The shredded beef stew called ropa vieja, the hearty sandwiches, the plantains and the ever-popular rice and beans are typical dishes in the area. Visit El Siboney Restaurant — they’ve been serving fine Cuban food in Key West since 1984.
A lesser-known but equally delicious traditional Key West dish is the hogfish. The Caribbean flatfish has a pig-like snout and is somewhat of an oddity; the fish changes its sex from female to male as it grows old.
Food-wise, fishers in Florida catch over 300,000 pounds of the flavorful fish every year, but there’s never enough of it. The fish’s thin but flaky, tender, and slightly sweet meat is often enjoyed over Cuban artisan bread.
5- Key Lime Pie (of course!)
Ending with a sweet note, Key West’s most famous dish is not seafood but dessert. The key lime pie is a creamy and citrusy dish not to be missed. What started as a recipe printed on a can of Borden’s condensed milk in the 1930s has become a signature dish for Southern Florida.
Key limes are the key, here, literally. As the thin-rind yellow limes are only found in the area. More aromatic than Persian limes and a bit tarter, they’re perfect for contrasting the pie’s creamy richness.
Key West Historic Restaurants
Here’s a list of historic restaurants in Key West. Not the only gastronomic landmarks in the area, they’re a great place to start your delicious journey.
In the historic Bahama Villa, Blue Heaven is one of the better-known restaurants in Key West, specializing in local seafood delicacies with a flair.
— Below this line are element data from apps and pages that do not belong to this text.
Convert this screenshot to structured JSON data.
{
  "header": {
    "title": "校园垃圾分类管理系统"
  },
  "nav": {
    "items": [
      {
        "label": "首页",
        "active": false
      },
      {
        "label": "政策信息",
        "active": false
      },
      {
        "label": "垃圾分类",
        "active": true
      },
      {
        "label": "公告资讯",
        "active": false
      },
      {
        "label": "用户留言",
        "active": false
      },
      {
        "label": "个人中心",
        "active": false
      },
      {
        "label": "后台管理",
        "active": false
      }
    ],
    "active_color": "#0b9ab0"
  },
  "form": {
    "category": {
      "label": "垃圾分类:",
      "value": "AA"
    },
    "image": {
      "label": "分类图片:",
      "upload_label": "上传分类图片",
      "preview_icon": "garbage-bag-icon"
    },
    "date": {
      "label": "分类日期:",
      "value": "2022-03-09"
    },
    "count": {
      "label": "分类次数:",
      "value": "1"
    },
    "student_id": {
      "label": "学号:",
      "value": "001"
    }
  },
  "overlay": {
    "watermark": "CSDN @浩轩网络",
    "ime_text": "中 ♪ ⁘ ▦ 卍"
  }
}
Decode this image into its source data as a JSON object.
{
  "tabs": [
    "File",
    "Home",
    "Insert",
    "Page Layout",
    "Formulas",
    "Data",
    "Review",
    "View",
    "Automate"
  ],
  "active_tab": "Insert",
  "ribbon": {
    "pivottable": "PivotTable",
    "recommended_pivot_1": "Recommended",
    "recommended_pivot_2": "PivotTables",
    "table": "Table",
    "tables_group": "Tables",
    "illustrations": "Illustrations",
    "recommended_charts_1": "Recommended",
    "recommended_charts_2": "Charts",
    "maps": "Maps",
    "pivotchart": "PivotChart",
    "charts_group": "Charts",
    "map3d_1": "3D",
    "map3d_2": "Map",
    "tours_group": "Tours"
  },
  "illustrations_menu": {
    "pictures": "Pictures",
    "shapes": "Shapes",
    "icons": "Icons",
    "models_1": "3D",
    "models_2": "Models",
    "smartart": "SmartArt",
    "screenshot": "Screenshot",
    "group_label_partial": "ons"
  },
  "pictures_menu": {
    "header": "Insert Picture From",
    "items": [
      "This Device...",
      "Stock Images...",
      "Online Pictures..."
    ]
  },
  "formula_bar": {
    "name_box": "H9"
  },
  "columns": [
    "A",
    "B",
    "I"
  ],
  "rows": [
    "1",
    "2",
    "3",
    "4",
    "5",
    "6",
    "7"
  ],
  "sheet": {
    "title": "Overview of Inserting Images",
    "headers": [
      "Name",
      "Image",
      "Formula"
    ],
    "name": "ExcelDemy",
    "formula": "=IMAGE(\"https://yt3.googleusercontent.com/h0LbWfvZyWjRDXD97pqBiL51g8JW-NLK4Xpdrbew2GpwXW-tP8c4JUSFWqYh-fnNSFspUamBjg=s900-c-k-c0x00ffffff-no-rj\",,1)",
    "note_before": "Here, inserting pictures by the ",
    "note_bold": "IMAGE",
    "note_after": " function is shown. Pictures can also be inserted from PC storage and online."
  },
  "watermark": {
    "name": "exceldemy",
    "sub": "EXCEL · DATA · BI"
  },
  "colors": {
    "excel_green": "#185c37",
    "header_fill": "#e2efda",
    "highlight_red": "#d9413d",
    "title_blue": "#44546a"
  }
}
Suanne and Richard opened Blue Haven opened in 1992 and have New York Chef David running the kitchen. This is a fun place to have a round of drinks, but the food is extraordinary. They offer breakfast, lunch and dinner.
Fisherman’s Cafe Key West
Fisherman’s Café honors the tradition of offering natives and tourists alike a taste of local food — freshly caught seafood and excellent service.
Going back to the 1970s, the original Fisherman’s is a must-visit in Key West, especially for its Cubano sandwiches, lobster tacos, conch salad and pink shrimp wrap.
Conch Republic Seafood Company
Once the Singleton Fish House and Ice Plant, with commercial significance going back to the 1890s, this warehouse at the docks turned into a restaurant is the very essence of Key West’s fishing scene.
The Conch Republic Seafood Company is now the place for non-stop partying, colorful drinks and fresh seafood.
El Meson de Pepe
Serving authentic Cuban food in Key West for thirty years, El Meson de Pepe or Pepe’s Inn keeps Cuban traditions alive in the area.
Now a massive operation receiving hundreds of visitors on the high season, this family-owned restaurant still relies on traditional Cuban recipes to offer the real deal.